─── Data excerpts

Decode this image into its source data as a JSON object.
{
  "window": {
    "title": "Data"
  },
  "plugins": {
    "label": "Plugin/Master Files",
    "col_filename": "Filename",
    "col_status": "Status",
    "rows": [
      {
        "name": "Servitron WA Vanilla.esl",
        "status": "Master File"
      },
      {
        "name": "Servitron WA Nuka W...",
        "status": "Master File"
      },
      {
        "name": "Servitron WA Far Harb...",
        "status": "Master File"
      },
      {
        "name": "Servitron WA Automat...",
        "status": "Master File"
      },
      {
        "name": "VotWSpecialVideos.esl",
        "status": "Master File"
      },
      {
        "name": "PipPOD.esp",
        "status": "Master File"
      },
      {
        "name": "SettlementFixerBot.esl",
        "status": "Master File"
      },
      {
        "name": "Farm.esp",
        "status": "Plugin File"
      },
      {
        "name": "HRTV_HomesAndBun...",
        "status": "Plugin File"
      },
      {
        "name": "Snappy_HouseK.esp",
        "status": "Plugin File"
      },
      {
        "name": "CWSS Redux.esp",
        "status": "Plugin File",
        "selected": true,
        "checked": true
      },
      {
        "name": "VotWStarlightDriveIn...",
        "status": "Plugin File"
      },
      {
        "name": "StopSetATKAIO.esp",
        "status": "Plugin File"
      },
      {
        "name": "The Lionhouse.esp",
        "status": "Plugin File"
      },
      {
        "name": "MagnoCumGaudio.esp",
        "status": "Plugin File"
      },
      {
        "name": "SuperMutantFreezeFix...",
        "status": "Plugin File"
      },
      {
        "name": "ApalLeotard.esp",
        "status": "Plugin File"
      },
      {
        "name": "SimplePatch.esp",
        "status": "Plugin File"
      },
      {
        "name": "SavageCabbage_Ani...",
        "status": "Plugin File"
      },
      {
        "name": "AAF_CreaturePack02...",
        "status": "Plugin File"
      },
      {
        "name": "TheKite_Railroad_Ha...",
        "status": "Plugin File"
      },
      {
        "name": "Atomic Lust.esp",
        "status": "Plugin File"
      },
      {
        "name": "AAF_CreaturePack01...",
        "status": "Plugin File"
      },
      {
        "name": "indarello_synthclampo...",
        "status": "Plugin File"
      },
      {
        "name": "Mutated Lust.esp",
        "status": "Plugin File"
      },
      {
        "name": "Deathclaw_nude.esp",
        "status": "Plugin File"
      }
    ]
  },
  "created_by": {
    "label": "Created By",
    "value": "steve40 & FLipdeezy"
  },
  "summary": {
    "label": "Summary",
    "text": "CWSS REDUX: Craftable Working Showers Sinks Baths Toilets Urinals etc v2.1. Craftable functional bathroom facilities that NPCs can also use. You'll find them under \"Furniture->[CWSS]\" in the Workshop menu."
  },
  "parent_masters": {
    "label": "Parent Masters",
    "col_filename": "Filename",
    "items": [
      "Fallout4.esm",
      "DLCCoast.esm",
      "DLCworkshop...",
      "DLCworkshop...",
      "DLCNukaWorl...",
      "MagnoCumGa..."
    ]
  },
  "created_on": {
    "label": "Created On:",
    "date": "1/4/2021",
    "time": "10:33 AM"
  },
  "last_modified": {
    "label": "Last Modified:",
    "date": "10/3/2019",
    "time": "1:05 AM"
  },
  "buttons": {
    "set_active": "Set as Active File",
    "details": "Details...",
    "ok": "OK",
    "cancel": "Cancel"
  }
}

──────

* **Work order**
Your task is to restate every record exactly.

* **Solution for this task**
Decode this image into its source data as a JSON object.
{
  "window": {
    "title": "Data"
  },
  "plugins": {
    "label": "Plugin/Master Files",
    "col_filename": "Filename",
    "col_status": "Status",
    "rows": [
      {
        "name": "Servitron WA Vanilla.esl",
        "status": "Master File"
      },
      {
        "name": "Servitron WA Nuka W...",
        "status": "Master File"
      },
      {
        "name": "Servitron WA Far Harb...",
        "status": "Master File"
      },
      {
        "name": "Servitron WA Automat...",
        "status": "Master File"
      },
      {
        "name": "VotWSpecialVideos.esl",
        "status": "Master File"
      },
      {
        "name": "PipPOD.esp",
        "status": "Master File"
      },
      {
        "name": "SettlementFixerBot.esl",
        "status": "Master File"
      },
      {
        "name": "Farm.esp",
        "status": "Plugin File"
      },
      {
        "name": "HRTV_HomesAndBun...",
        "status": "Plugin File"
      },
      {
        "name": "Snappy_HouseK.esp",
        "status": "Plugin File"
      },
      {
        "name": "CWSS Redux.esp",
        "status": "Plugin File",
        "selected": true,
        "checked": true
      },
      {
        "name": "VotWStarlightDriveIn...",
        "status": "Plugin File"
      },
      {
        "name": "StopSetATKAIO.esp",
        "status": "Plugin File"
      },
      {
        "name": "The Lionhouse.esp",
        "status": "Plugin File"
      },
      {
        "name": "MagnoCumGaudio.esp",
        "status": "Plugin File"
      },
      {
        "name": "SuperMutantFreezeFix...",
        "status": "Plugin File"
      },
      {
        "name": "ApalLeotard.esp",
        "status": "Plugin File"
      },
      {
        "name": "SimplePatch.esp",
        "status": "Plugin File"
      },
      {
        "name": "SavageCabbage_Ani...",
        "status": "Plugin File"
      },
      {
        "name": "AAF_CreaturePack02...",
        "status": "Plugin File"
      },
      {
        "name": "TheKite_Railroad_Ha...",
        "status": "Plugin File"
      },
      {
        "name": "Atomic Lust.esp",
        "status": "Plugin File"
      },
      {
        "name": "AAF_CreaturePack01...",
        "status": "Plugin File"
      },
      {
        "name": "indarello_synthclampo...",
        "status": "Plugin File"
      },
      {
        "name": "Mutated Lust.esp",
        "status": "Plugin File"
      },
      {
        "name": "Deathclaw_nude.esp",
        "status": "Plugin File"
      }
    ]
  },
  "created_by": {
    "label": "Created By",
    "value": "steve40 & FLipdeezy"
  },
  "summary": {
    "label": "Summary",
    "text": "CWSS REDUX: Craftable Working Showers Sinks Baths Toilets Urinals etc v2.1. Craftable functional bathroom facilities that NPCs can also use. You'll find them under \"Furniture->[CWSS]\" in the Workshop menu."
  },
  "parent_masters": {
    "label": "Parent Masters",
    "col_filename": "Filename",
    "items": [
      "Fallout4.esm",
      "DLCCoast.esm",
      "DLCworkshop...",
      "DLCworkshop...",
      "DLCNukaWorl...",
      "MagnoCumGa..."
    ]
  },
  "created_on": {
    "label": "Created On:",
    "date": "1/4/2021",
    "time": "10:33 AM"
  },
  "last_modified": {
    "label": "Last Modified:",
    "date": "10/3/2019",
    "time": "1:05 AM"
  },
  "buttons": {
    "set_active": "Set as Active File",
    "details": "Details...",
    "ok": "OK",
    "cancel": "Cancel"
  }
}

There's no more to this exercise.